The importance of presidency in Lebanon is not because of the powers it has, but is because of its symbolic position at the gravitational center of all political groups in the country.
Although the deadlock surrounding election of Lebanon’s president has been shattered, this can be also the beginning of a new round of differences and maybe new conflicts in the country. The new cabinet is supposed to represent the entire political spectrum. This will be good because all political groups will be satisfied with having a share of power and it will also boost overall solidarity in Lebanon, but it can also lead to conflicts among positions that these groups hold on various issues.
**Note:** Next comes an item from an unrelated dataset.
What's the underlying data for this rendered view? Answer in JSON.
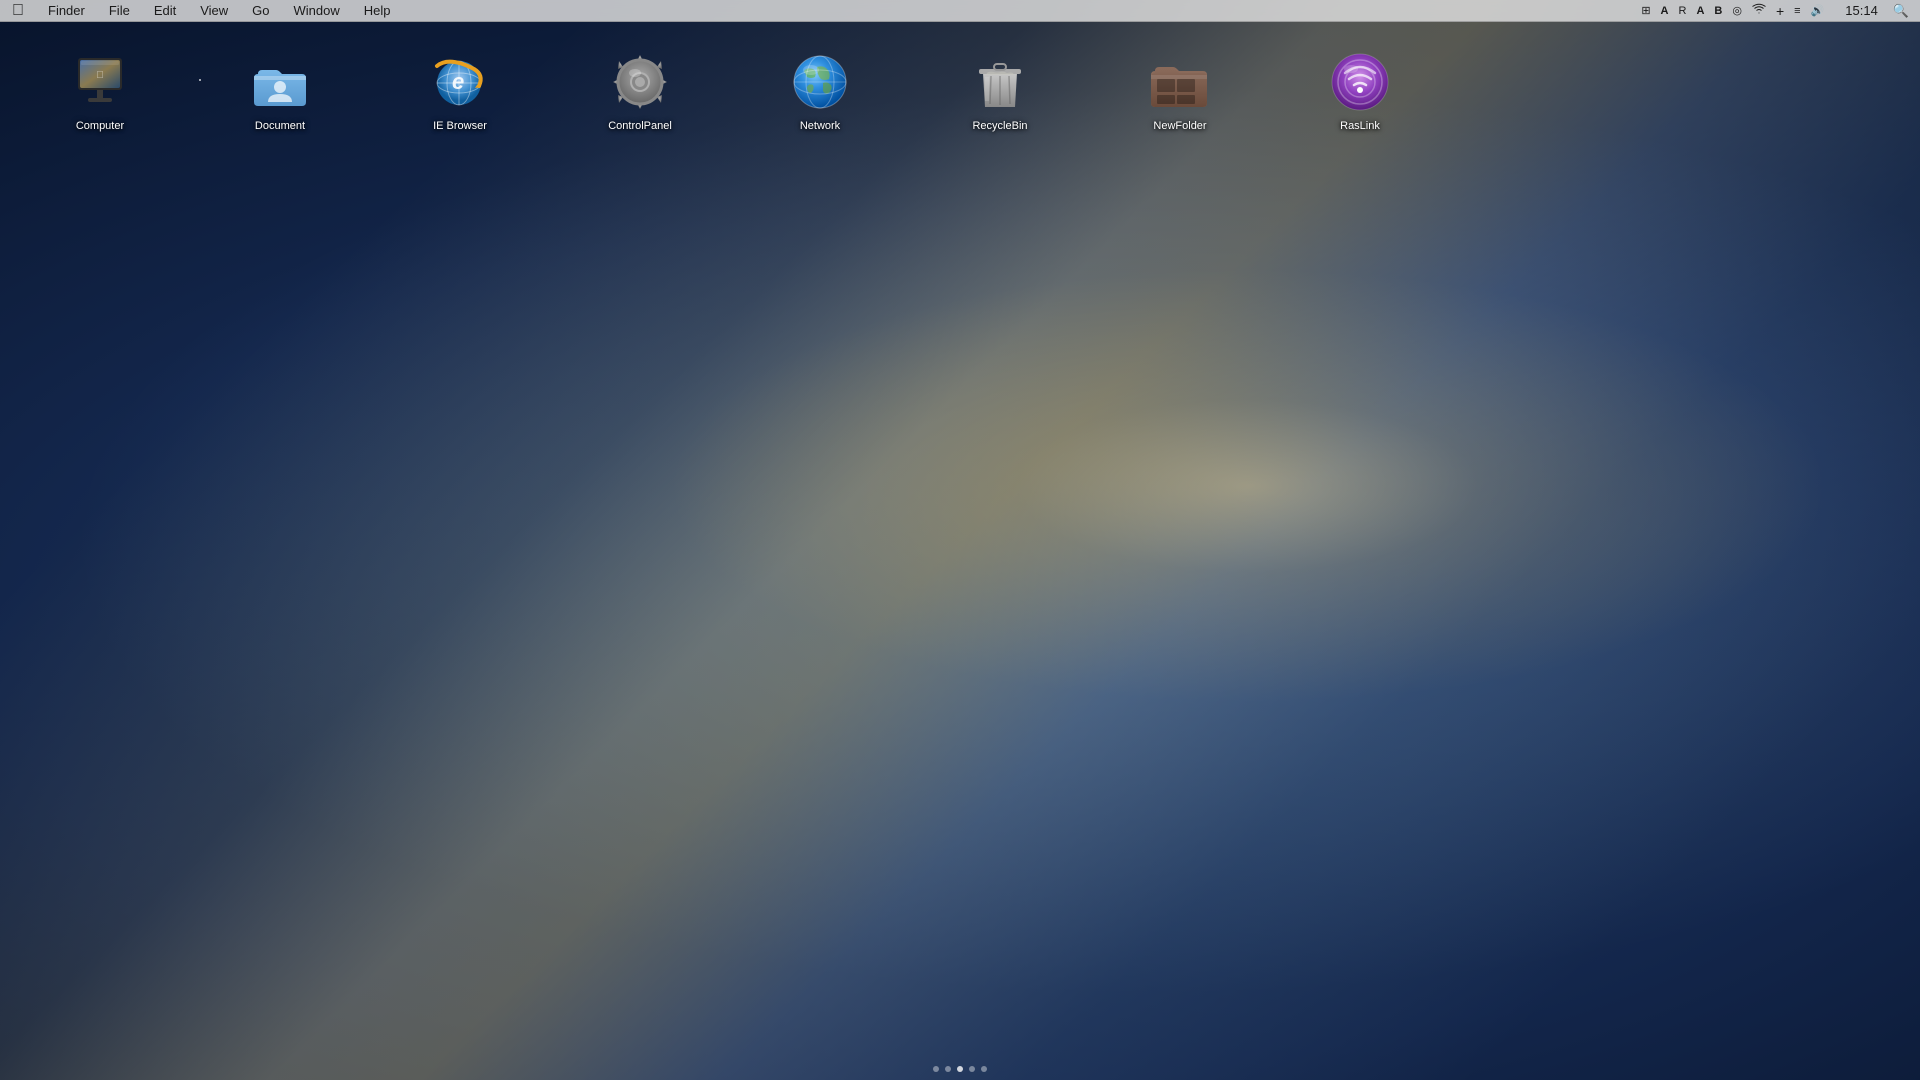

Lebanon is to hold new parliamentary elections next May. One of the main bones of contention has been the issue of changing the election law; the same law according to which the forthcoming elections are going to be held. Apart from this, a major sticking point is the position that the new Lebanese cabinet will take on the ongoing developments in Syria.
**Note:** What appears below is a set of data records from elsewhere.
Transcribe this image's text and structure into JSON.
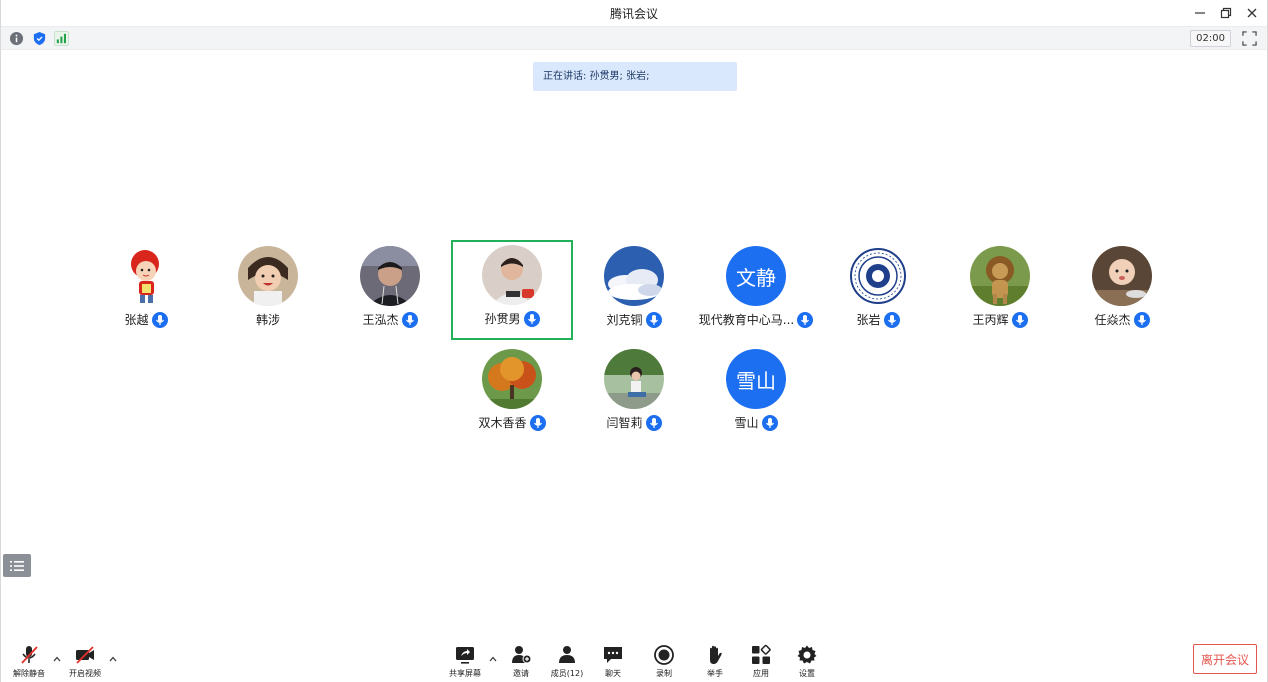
{
  "window": {
    "title": "腾讯会议"
  },
  "status": {
    "timer": "02:00"
  },
  "speaking": {
    "text": "正在讲话: 孙贯男; 张岩;"
  },
  "participants": [
    {
      "name": "张越",
      "avatar": "cartoon-girl"
    },
    {
      "name": "韩涉",
      "avatar": "child-photo"
    },
    {
      "name": "王泓杰",
      "avatar": "man-photo"
    },
    {
      "name": "孙贯男",
      "avatar": "man-photo-2",
      "active": true
    },
    {
      "name": "刘克铜",
      "avatar": "sky-clouds"
    },
    {
      "name": "现代教育中心马...",
      "avatar_text": "文静"
    },
    {
      "name": "张岩",
      "avatar": "university-seal"
    },
    {
      "name": "王丙辉",
      "avatar": "lion"
    },
    {
      "name": "任焱杰",
      "avatar": "baby-photo"
    },
    {
      "name": "双木香香",
      "avatar": "autumn-tree"
    },
    {
      "name": "闫智莉",
      "avatar": "woman-outdoor"
    },
    {
      "name": "雪山",
      "avatar_text": "雪山"
    }
  ],
  "toolbar": {
    "unmute": "解除静音",
    "start_video": "开启视频",
    "share_screen": "共享屏幕",
    "invite": "邀请",
    "members": "成员(12)",
    "chat": "聊天",
    "record": "录制",
    "raise_hand": "举手",
    "apps": "应用",
    "settings": "设置",
    "leave": "离开会议"
  },
  "colors": {
    "accent": "#1c6ff0",
    "active_border": "#22b05a",
    "leave": "#e5554f",
    "banner": "#d9e8fc"
  }
}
While some cabinet members support the government of Bashar Assad and consider it as the legitimate government of Syria, others consider it as totally illegitimate. It is natural that presence of these conflicting views in the government may lead to challenges. On the other hand, Michel Aoun, as the new Lebanese president, and Sa’ad Hariri, as the new Lebanese prime minister, hold totally different views on the situation in Syria. Hariri even announced recently that he would not allow Lebanese minsters to travel to Syria. This comes at a time that the Syrian government has an ambassador in Lebanon. Therefore, it seems that the issue of Syria will continue to overshadow the political atmosphere in Lebanon.
* Mohammad Khajouei
Senior Middle East Analyst